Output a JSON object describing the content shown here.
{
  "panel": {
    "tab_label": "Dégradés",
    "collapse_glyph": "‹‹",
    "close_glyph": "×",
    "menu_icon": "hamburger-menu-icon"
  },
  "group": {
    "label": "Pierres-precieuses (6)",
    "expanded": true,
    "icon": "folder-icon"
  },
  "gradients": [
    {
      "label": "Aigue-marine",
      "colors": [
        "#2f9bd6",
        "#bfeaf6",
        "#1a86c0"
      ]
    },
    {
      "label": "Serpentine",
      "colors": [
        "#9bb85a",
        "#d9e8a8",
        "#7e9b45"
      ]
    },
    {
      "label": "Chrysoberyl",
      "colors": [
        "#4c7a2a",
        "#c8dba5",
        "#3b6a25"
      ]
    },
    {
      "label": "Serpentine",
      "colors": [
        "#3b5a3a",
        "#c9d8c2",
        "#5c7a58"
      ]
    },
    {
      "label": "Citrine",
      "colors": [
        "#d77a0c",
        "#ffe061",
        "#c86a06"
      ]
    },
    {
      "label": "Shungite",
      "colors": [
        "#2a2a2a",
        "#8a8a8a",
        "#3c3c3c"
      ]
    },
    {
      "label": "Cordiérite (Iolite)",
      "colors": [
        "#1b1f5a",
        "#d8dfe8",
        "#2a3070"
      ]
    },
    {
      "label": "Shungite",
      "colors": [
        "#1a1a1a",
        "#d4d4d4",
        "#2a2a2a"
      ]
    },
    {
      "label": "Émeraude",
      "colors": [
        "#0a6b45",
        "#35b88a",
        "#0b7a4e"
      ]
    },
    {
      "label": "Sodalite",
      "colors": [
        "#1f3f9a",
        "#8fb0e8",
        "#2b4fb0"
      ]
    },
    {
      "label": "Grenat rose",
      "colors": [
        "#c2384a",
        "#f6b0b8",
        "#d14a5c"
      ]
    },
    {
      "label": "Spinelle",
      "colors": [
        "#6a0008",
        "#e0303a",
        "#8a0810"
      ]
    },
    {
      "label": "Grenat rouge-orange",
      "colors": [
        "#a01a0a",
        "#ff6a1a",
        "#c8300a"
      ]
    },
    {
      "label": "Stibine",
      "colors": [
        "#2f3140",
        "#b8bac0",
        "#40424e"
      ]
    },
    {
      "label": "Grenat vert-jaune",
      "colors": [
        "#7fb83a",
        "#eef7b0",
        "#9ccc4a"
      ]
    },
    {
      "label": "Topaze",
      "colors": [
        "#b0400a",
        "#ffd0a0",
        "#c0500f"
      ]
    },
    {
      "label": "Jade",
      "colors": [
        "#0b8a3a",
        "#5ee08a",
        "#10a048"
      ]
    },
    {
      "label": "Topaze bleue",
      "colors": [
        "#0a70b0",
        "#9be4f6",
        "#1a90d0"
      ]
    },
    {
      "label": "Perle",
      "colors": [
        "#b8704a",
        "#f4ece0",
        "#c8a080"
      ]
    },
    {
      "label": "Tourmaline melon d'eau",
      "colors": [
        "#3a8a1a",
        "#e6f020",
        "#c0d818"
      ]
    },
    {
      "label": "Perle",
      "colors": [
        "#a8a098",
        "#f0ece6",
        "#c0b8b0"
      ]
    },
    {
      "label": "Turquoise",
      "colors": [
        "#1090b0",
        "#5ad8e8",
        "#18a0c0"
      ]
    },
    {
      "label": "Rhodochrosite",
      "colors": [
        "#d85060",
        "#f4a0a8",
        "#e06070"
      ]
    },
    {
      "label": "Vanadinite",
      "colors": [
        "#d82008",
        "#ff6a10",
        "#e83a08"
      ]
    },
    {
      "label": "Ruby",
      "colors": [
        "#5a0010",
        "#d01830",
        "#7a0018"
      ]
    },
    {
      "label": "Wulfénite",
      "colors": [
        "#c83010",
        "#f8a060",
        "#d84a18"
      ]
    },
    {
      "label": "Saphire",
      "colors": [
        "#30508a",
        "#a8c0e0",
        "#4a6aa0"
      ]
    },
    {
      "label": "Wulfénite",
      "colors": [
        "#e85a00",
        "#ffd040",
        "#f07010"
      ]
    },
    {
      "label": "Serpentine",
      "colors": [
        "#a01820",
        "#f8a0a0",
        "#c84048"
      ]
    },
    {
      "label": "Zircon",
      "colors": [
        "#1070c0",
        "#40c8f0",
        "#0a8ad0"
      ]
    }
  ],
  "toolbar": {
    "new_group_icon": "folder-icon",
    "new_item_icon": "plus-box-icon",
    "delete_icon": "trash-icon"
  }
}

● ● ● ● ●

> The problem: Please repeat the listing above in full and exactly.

> The completed task:
Output a JSON object describing the content shown here.
{
  "panel": {
    "tab_label": "Dégradés",
    "collapse_glyph": "‹‹",
    "close_glyph": "×",
    "menu_icon": "hamburger-menu-icon"
  },
  "group": {
    "label": "Pierres-precieuses (6)",
    "expanded": true,
    "icon": "folder-icon"
  },
  "gradients": [
    {
      "label": "Aigue-marine",
      "colors": [
        "#2f9bd6",
        "#bfeaf6",
        "#1a86c0"
      ]
    },
    {
      "label": "Serpentine",
      "colors": [
        "#9bb85a",
        "#d9e8a8",
        "#7e9b45"
      ]
    },
    {
      "label": "Chrysoberyl",
      "colors": [
        "#4c7a2a",
        "#c8dba5",
        "#3b6a25"
      ]
    },
    {
      "label": "Serpentine",
      "colors": [
        "#3b5a3a",
        "#c9d8c2",
        "#5c7a58"
      ]
    },
    {
      "label": "Citrine",
      "colors": [
        "#d77a0c",
        "#ffe061",
        "#c86a06"
      ]
    },
    {
      "label": "Shungite",
      "colors": [
        "#2a2a2a",
        "#8a8a8a",
        "#3c3c3c"
      ]
    },
    {
      "label": "Cordiérite (Iolite)",
      "colors": [
        "#1b1f5a",
        "#d8dfe8",
        "#2a3070"
      ]
    },
    {
      "label": "Shungite",
      "colors": [
        "#1a1a1a",
        "#d4d4d4",
        "#2a2a2a"
      ]
    },
    {
      "label": "Émeraude",
      "colors": [
        "#0a6b45",
        "#35b88a",
        "#0b7a4e"
      ]
    },
    {
      "label": "Sodalite",
      "colors": [
        "#1f3f9a",
        "#8fb0e8",
        "#2b4fb0"
      ]
    },
    {
      "label": "Grenat rose",
      "colors": [
        "#c2384a",
        "#f6b0b8",
        "#d14a5c"
      ]
    },
    {
      "label": "Spinelle",
      "colors": [
        "#6a0008",
        "#e0303a",
        "#8a0810"
      ]
    },
    {
      "label": "Grenat rouge-orange",
      "colors": [
        "#a01a0a",
        "#ff6a1a",
        "#c8300a"
      ]
    },
    {
      "label": "Stibine",
      "colors": [
        "#2f3140",
        "#b8bac0",
        "#40424e"
      ]
    },
    {
      "label": "Grenat vert-jaune",
      "colors": [
        "#7fb83a",
        "#eef7b0",
        "#9ccc4a"
      ]
    },
    {
      "label": "Topaze",
      "colors": [
        "#b0400a",
        "#ffd0a0",
        "#c0500f"
      ]
    },
    {
      "label": "Jade",
      "colors": [
        "#0b8a3a",
        "#5ee08a",
        "#10a048"
      ]
    },
    {
      "label": "Topaze bleue",
      "colors": [
        "#0a70b0",
        "#9be4f6",
        "#1a90d0"
      ]
    },
    {
      "label": "Perle",
      "colors": [
        "#b8704a",
        "#f4ece0",
        "#c8a080"
      ]
    },
    {
      "label": "Tourmaline melon d'eau",
      "colors": [
        "#3a8a1a",
        "#e6f020",
        "#c0d818"
      ]
    },
    {
      "label": "Perle",
      "colors": [
        "#a8a098",
        "#f0ece6",
        "#c0b8b0"
      ]
    },
    {
      "label": "Turquoise",
      "colors": [
        "#1090b0",
        "#5ad8e8",
        "#18a0c0"
      ]
    },
    {
      "label": "Rhodochrosite",
      "colors": [
        "#d85060",
        "#f4a0a8",
        "#e06070"
      ]
    },
    {
      "label": "Vanadinite",
      "colors": [
        "#d82008",
        "#ff6a10",
        "#e83a08"
      ]
    },
    {
      "label": "Ruby",
      "colors": [
        "#5a0010",
        "#d01830",
        "#7a0018"
      ]
    },
    {
      "label": "Wulfénite",
      "colors": [
        "#c83010",
        "#f8a060",
        "#d84a18"
      ]
    },
    {
      "label": "Saphire",
      "colors": [
        "#30508a",
        "#a8c0e0",
        "#4a6aa0"
      ]
    },
    {
      "label": "Wulfénite",
      "colors": [
        "#e85a00",
        "#ffd040",
        "#f07010"
      ]
    },
    {
      "label": "Serpentine",
      "colors": [
        "#a01820",
        "#f8a0a0",
        "#c84048"
      ]
    },
    {
      "label": "Zircon",
      "colors": [
        "#1070c0",
        "#40c8f0",
        "#0a8ad0"
      ]
    }
  ],
  "toolbar": {
    "new_group_icon": "folder-icon",
    "new_item_icon": "plus-box-icon",
    "delete_icon": "trash-icon"
  }
}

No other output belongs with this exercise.